What we see in the news today regarding jobs are stories of how are jobs are being shipped to India. Newspeople are quick to report on rising gasoline prices and how that is going to financially hurt us. Yet, these same journalists are reluctant to report any good news. They don't report that we are better off with a great economy and $3.50 a gallon gas prices than with $2.25 a gallon prices with a lousy economy.

I never want to blame a president of the federal government too much for a bad economy. I also never want to give too much credit to them when the economy is good. But come on, let's give them some credit here. It's obvious to me that the reason the media is so reluctant to report good economic news is they don't like the current administration and they don't want to give any credibility to the fact that much of this economic success is attributed to Bush's tax cuts. After all, before the Iraq invasion, the tax cuts were the principle point of attack against the president by the left. Heaven forbid they admit to being at all wrong about them.

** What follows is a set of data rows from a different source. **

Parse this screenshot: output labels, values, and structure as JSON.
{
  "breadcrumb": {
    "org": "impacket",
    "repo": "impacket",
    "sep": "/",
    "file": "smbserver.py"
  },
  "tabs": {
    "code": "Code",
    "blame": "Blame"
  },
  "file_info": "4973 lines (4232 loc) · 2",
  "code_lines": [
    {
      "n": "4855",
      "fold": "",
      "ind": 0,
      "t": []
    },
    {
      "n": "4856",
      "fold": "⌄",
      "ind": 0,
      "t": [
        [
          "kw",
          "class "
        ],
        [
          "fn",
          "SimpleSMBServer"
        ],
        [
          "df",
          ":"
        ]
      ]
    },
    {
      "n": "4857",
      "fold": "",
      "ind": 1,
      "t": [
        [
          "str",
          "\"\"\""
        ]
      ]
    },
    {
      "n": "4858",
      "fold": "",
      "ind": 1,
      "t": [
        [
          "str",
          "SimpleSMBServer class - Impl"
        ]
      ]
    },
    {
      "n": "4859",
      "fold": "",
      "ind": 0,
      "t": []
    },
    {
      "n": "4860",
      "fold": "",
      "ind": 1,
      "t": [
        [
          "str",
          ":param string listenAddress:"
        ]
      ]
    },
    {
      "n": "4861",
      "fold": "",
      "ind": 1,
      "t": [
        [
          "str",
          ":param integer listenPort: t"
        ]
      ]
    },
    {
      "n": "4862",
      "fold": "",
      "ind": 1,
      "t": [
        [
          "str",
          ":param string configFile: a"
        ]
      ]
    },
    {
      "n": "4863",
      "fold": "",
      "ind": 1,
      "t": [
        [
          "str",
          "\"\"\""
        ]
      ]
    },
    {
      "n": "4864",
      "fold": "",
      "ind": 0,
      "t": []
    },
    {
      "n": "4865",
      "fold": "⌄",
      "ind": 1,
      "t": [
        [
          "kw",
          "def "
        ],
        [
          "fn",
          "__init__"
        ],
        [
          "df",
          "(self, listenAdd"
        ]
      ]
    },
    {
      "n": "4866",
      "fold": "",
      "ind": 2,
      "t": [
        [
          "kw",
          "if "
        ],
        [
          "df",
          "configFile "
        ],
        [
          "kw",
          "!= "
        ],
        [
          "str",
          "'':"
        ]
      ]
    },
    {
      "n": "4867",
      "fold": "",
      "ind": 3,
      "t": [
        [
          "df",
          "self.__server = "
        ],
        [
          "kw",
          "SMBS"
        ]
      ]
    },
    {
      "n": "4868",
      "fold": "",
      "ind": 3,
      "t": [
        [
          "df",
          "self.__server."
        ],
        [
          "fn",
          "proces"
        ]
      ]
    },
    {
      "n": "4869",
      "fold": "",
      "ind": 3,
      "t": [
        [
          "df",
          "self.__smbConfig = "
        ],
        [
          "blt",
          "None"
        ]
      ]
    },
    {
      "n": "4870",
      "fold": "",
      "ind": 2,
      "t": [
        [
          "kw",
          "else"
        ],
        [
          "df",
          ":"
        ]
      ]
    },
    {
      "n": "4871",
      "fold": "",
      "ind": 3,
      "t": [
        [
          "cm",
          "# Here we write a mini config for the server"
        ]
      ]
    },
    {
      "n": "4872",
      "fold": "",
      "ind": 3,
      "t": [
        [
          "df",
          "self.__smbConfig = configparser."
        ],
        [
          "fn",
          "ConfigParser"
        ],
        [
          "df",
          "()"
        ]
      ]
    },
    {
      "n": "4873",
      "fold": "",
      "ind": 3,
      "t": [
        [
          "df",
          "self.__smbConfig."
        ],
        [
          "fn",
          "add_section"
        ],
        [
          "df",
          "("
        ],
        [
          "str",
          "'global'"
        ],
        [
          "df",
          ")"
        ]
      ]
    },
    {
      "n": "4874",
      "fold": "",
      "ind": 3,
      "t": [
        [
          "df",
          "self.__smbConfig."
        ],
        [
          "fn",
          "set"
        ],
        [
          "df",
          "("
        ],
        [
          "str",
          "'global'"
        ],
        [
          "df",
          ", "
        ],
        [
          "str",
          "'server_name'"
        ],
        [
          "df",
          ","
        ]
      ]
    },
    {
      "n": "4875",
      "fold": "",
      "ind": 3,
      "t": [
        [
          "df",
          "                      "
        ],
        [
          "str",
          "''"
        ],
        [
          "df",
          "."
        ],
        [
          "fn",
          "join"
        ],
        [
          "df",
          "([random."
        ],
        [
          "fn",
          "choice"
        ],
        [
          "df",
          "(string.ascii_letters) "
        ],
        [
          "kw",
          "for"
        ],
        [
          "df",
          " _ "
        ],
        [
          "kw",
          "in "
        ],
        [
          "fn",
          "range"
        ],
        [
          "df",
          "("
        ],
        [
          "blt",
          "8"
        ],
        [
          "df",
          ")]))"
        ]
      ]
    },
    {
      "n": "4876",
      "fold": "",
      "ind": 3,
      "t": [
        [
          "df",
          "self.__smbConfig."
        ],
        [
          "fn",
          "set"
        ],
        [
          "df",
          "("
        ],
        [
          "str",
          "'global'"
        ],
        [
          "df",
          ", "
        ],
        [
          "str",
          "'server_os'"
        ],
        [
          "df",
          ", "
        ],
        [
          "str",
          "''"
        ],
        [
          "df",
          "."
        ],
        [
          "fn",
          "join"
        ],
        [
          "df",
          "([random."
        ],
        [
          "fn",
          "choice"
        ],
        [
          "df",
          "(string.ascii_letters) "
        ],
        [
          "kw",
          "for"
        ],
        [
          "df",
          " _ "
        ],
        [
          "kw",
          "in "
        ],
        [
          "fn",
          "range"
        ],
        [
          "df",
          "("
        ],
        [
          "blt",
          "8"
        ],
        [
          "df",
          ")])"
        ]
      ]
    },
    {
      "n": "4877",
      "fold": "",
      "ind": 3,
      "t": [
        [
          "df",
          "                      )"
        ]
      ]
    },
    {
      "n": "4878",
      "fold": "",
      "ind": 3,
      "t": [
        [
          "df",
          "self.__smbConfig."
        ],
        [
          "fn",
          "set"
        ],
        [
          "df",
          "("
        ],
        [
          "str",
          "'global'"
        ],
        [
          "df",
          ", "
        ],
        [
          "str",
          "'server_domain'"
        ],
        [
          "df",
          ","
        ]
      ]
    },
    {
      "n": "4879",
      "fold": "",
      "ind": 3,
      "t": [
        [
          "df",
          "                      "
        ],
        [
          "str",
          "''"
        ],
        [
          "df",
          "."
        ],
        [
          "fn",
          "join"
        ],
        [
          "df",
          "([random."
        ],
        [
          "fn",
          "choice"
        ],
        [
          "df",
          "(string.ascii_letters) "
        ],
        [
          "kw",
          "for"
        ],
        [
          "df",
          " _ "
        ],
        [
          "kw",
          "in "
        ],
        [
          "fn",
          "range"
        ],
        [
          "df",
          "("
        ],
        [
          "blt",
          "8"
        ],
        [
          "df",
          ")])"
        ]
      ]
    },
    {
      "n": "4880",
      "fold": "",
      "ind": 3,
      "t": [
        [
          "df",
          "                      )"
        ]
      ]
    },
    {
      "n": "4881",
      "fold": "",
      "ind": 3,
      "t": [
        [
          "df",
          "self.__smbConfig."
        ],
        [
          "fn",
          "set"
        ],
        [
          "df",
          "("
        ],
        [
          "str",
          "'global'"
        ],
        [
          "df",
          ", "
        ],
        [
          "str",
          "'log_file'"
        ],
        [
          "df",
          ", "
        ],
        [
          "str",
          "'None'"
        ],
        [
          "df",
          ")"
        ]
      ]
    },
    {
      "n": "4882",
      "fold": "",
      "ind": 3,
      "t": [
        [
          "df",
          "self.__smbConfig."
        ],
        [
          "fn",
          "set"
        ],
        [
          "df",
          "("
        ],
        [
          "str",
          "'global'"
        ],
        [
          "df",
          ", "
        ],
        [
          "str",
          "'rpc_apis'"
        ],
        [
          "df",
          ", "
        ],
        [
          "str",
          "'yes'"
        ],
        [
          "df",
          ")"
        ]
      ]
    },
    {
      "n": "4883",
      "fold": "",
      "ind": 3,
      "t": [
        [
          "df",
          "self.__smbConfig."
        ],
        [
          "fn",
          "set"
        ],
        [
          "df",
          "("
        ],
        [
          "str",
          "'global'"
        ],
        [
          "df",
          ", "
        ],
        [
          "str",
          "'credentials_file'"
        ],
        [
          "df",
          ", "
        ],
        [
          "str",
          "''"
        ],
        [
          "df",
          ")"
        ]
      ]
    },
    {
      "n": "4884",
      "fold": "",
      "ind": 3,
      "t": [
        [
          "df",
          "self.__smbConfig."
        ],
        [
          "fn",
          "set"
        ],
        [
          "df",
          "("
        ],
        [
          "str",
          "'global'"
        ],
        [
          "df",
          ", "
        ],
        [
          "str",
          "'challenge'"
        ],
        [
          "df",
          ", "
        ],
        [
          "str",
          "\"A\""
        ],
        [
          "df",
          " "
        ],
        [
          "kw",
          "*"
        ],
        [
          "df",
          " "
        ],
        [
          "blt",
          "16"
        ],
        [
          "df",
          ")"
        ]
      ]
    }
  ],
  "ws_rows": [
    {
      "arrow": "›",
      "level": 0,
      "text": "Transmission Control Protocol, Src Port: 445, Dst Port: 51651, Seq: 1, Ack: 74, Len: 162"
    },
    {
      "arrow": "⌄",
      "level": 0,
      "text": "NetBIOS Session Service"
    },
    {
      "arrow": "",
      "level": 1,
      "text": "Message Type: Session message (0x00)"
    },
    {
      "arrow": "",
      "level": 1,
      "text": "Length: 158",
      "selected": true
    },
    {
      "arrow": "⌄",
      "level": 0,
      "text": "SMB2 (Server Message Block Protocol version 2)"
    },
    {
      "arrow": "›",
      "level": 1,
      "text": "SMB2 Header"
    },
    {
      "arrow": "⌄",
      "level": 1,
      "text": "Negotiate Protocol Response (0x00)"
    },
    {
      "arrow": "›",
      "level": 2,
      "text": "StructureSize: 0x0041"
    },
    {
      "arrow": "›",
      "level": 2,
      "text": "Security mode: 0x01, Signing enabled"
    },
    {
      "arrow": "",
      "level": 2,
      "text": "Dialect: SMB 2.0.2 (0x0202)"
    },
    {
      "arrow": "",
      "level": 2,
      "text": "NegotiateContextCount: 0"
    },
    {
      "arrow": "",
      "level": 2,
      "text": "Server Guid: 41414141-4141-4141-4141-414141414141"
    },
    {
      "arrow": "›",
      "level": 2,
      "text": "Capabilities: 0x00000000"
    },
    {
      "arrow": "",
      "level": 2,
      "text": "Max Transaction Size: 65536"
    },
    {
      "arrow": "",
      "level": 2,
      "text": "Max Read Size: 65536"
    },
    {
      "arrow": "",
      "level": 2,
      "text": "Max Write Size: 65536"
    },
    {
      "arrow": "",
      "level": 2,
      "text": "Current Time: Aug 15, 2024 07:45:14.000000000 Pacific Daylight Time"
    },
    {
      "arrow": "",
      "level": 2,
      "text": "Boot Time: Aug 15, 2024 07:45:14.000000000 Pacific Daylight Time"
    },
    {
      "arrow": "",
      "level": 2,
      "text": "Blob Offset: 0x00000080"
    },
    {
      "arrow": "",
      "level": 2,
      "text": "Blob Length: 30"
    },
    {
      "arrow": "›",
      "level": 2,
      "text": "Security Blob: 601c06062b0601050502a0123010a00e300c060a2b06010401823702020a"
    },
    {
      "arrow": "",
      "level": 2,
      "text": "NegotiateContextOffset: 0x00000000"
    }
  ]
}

U.S. payrolls jumped by 243,000 in February

Job Growth, Wages Send Mixed Signals

I'm starting to see at least some reports of the good economy from mainstream media sources, that includes the normally very liberal L.A. Times. Even in the Times article, though, they caution that the economic boom may be temporary, which of course it is, but they had to put some negative spin in there.

Tuesday, May 02, 2006


I just want to applaud my fellow co-workers. With 2 exceptions, I, being one of them, our company in downtown Los Angeles is comprised entirely of Latinos. I am pleased that every single one of them came in to work yesterday and did his/her job. I'd like to think they realized that they were fortunate to be in this country and not coming in to work would hurt the very company that is supporting their livelihood.

As for those who did not show up for work in order to use the day to protest, you should all be fired. If you are a student and decided to take advantage of the situation and not attend, you should be held back a grade.

Monday, May 01, 2006

The Threat

Author's Note: I originally intended to submit this 2 weeks ago. Sorry for the delay, it's been a hectic two weeks.

Rising gas prices, strong anti-American sentiment in the Middle East, fear of anhiliation from weapons of mass destruction. These sound like topics of today's headlines. Strangely, enough, they were also among the top stories of 1979. Leading the headlines of that eventful year was the Iran hostage crisis.

It is 27 years later and many Americans are too young or put the ugly incident behind them. Most Iranians, on the other hand, probably still hold the resentment towards the U.S. that stemmed from the 1970's Shah of Iran.

I remember discussions in my youth of the Cold War. I remember the fear and anxiety of nuclear war. The discussion was about the Soviets bombing us. Many of my classmates were really scared that one day, the Soviet Premier would just decide to push the button and launch a massive attack on the United States. I, and a few others, didn't hold so much fear because we believed that the Soviets would know they would lose as much as we would had such an event ever occurred. I remember pointing out that I didn't fear the Soviets. I was much more afraid of a country like Iran ever getting hold of nuclear weapons. I remember the chills that ran down our collective spines at such a thought.